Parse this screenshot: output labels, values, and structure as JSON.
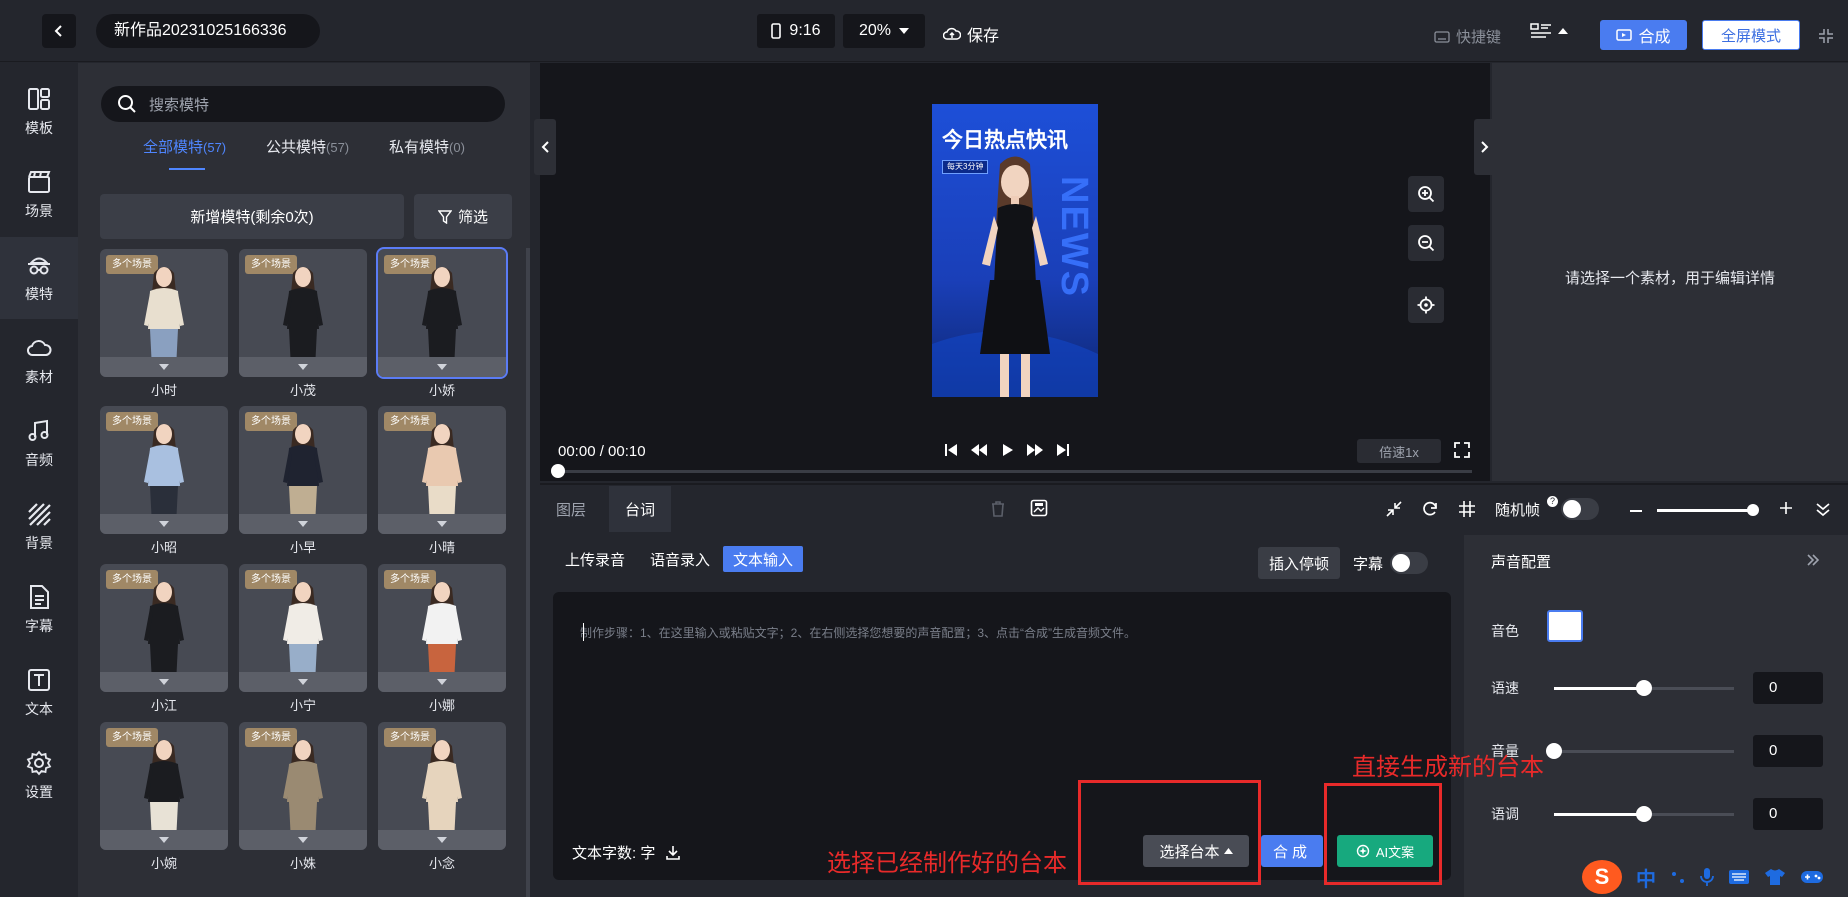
{
  "header": {
    "project_title": "新作品20231025166336",
    "ratio": "9:16",
    "zoom": "20%",
    "save_label": "保存",
    "shortcut_label": "快捷键",
    "compose_label": "合成",
    "fullscreen_label": "全屏模式"
  },
  "sidebar": {
    "items": [
      {
        "label": "模板",
        "icon": "template-icon"
      },
      {
        "label": "场景",
        "icon": "clapper-icon"
      },
      {
        "label": "模特",
        "icon": "model-icon"
      },
      {
        "label": "素材",
        "icon": "cloud-icon"
      },
      {
        "label": "音频",
        "icon": "music-icon"
      },
      {
        "label": "背景",
        "icon": "stripes-icon"
      },
      {
        "label": "字幕",
        "icon": "doc-icon"
      },
      {
        "label": "文本",
        "icon": "text-icon"
      },
      {
        "label": "设置",
        "icon": "gear-icon"
      }
    ],
    "active_index": 2
  },
  "model_panel": {
    "search_placeholder": "搜索模特",
    "tabs": [
      {
        "label": "全部模特",
        "count": "(57)"
      },
      {
        "label": "公共模特",
        "count": "(57)"
      },
      {
        "label": "私有模特",
        "count": "(0)"
      }
    ],
    "add_button": "新增模特(剩余0次)",
    "filter_button": "筛选",
    "badge_text": "多个场景",
    "models": [
      {
        "name": "小时",
        "outfit": "#e8dfcf",
        "pants": "#8aa0c0"
      },
      {
        "name": "小茂",
        "outfit": "#1b1c20",
        "pants": "#1b1c20"
      },
      {
        "name": "小娇",
        "outfit": "#1b1c20",
        "pants": "#1b1c20"
      },
      {
        "name": "小昭",
        "outfit": "#a9c0e0",
        "pants": "#2a2f3a"
      },
      {
        "name": "小早",
        "outfit": "#1f2330",
        "pants": "#bfae92"
      },
      {
        "name": "小晴",
        "outfit": "#e9c9b0",
        "pants": "#e9dcc8"
      },
      {
        "name": "小江",
        "outfit": "#1b1c20",
        "pants": "#1b1c20"
      },
      {
        "name": "小宁",
        "outfit": "#f0ece6",
        "pants": "#98aec9"
      },
      {
        "name": "小娜",
        "outfit": "#f2f2f2",
        "pants": "#c8643e"
      },
      {
        "name": "小婉",
        "outfit": "#1b1c20",
        "pants": "#e8e2d6"
      },
      {
        "name": "小姝",
        "outfit": "#9a8a72",
        "pants": "#9a8a72"
      },
      {
        "name": "小念",
        "outfit": "#e6d4bd",
        "pants": "#e6d4bd"
      }
    ]
  },
  "preview": {
    "video_title": "今日热点快讯",
    "video_subtitle": "每天3分钟",
    "video_watermark": "NEWS",
    "time": "00:00 / 00:10",
    "speed": "倍速1x",
    "progress": 0
  },
  "detail_panel": {
    "hint": "请选择一个素材，用于编辑详情"
  },
  "editor": {
    "tabs": [
      "图层",
      "台词"
    ],
    "active_tab": 1,
    "random_frame_label": "随机帧",
    "help_mark": "?",
    "subtabs": [
      "上传录音",
      "语音录入",
      "文本输入"
    ],
    "active_subtab": 2,
    "insert_pause": "插入停顿",
    "subtitle_label": "字幕",
    "placeholder": "制作步骤：1、在这里输入或粘贴文字；2、在右侧选择您想要的声音配置；3、点击“合成”生成音频文件。",
    "word_count": "文本字数: 字",
    "pick_script": "选择台本",
    "synth": "合成",
    "ai_copy": "AI文案"
  },
  "annotations": {
    "left": "选择已经制作好的台本",
    "right": "直接生成新的台本"
  },
  "voice_config": {
    "title": "声音配置",
    "timbre_label": "音色",
    "rows": [
      {
        "label": "语速",
        "value": "0",
        "level": 0.5
      },
      {
        "label": "音量",
        "value": "0",
        "level": 0.0
      },
      {
        "label": "语调",
        "value": "0",
        "level": 0.5
      }
    ]
  },
  "ime": {
    "chinese": "中"
  },
  "colors": {
    "accent": "#4a7cf0",
    "annotation": "#e82a2a",
    "ai_button": "#17a97e"
  }
}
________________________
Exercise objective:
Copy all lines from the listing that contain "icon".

Answer section:
        "icon": "template-icon"
        "icon": "clapper-icon"
        "icon": "model-icon"
        "icon": "cloud-icon"
        "icon": "music-icon"
        "icon": "stripes-icon"
        "icon": "doc-icon"
        "icon": "text-icon"
        "icon": "gear-icon"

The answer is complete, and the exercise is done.